UT - Delegation split on new farm bill
Mark Walker - San Diego’s members of the House of Representatives were divided Wednesday on whether to approve the nation’s new nearly $1 trillion farm bill, one that cuts food stamps by about $8 billion over the next decade.
The measure ultimately passed 251-166 with Democratic Reps. Juan Vargas and Scott Peters and Republican Duncan Hunter voting against it while Democrat Susan Davis and Republican Darrell Issa voted in favor.
Vargas, whose district includes all of Imperial County and its massive agricultural lands, said he voted against the bill because of the cuts to the food stamp program known as the Supplemental Nutritional Assistance Program or SNAP.

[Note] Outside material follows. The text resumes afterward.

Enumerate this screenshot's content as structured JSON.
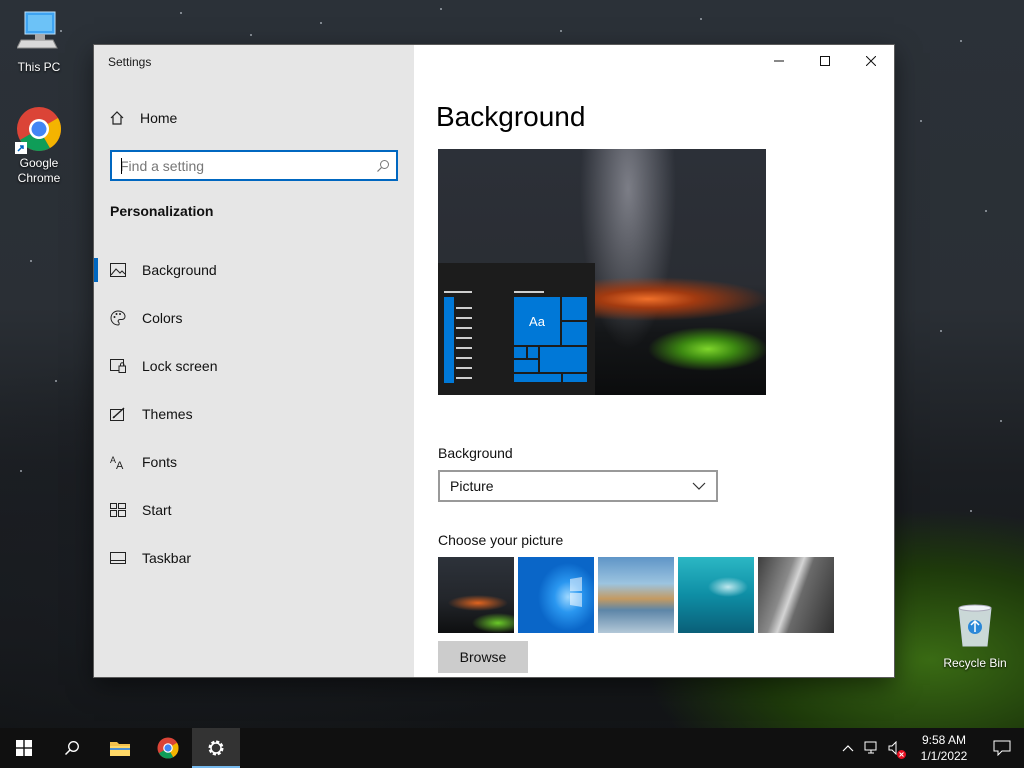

“I could not in good conscious support a bill that attempts to balance the nation’s budget on the backs of our seniors, children, and veterans," he said. "The farm bill cuts more than $8 billion from SNAP, forcing those who are already struggling in this economy to face further hardship.”
The first-term lawmaker said he worked to ensure the bill includes funding for food banks and provisions supporting California’s specialty crops, expanding agricultural exports and protecting rural housing.
Davis said she will be among lawmakers working other avenues to make sure families that rely on food stamps get what they need.
“At the same time, this was a good, bipartisan effort with a number environmental programs included, mainly conservation efforts to protect our nation’s soil, water and wildlife resources, as well as strong investments in renewable and bio-energy programs,” David said. “It also improves how we put food on our tables by encouraging local food systems and sustainable practices in organic and healthy food production."
Peters said the bill that establishes the federal government’s farm policies for the next five years provides too many giveaways, resulting in his “no” vote.
“In short, today’s farm bill had too many subsidies for wealthy farmers, and not enough help for needy families and children who don’t have enough to eat,” he said.
The package incorporates a number of provisions he supports, including investments in new sources of energy from such as biofuel and algae as well as energy efficiency programs but still couldn't win his backing.
Hunter spokesman Joe Kasper said the Alpine Republican voted against it because of its price tag.
“The final product was nowhere close to the original House bill, from spending cuts to verifications for foods stamp eligibility,” Kasper said. “One trillion dollars ... is hard to justify and that kind of spending without substantive reform is simply throwing more good money after bad.”
Issa spokesman Frederick Hill said his boss supported it because of it reduces overall farm program spending, depending on the estimate, by between $16 billion and $23 billion over its five-year lifetime and puts more emphasis on fraud in the food stamp program.
In San Diego County, the head of the local Farm Bureau, Eric Larson, has said the bill is particularly important for the research dollars it provides.
The Senate is expected to take it up next week, where it is expected to pass. President Obama is also expected to sign it into law.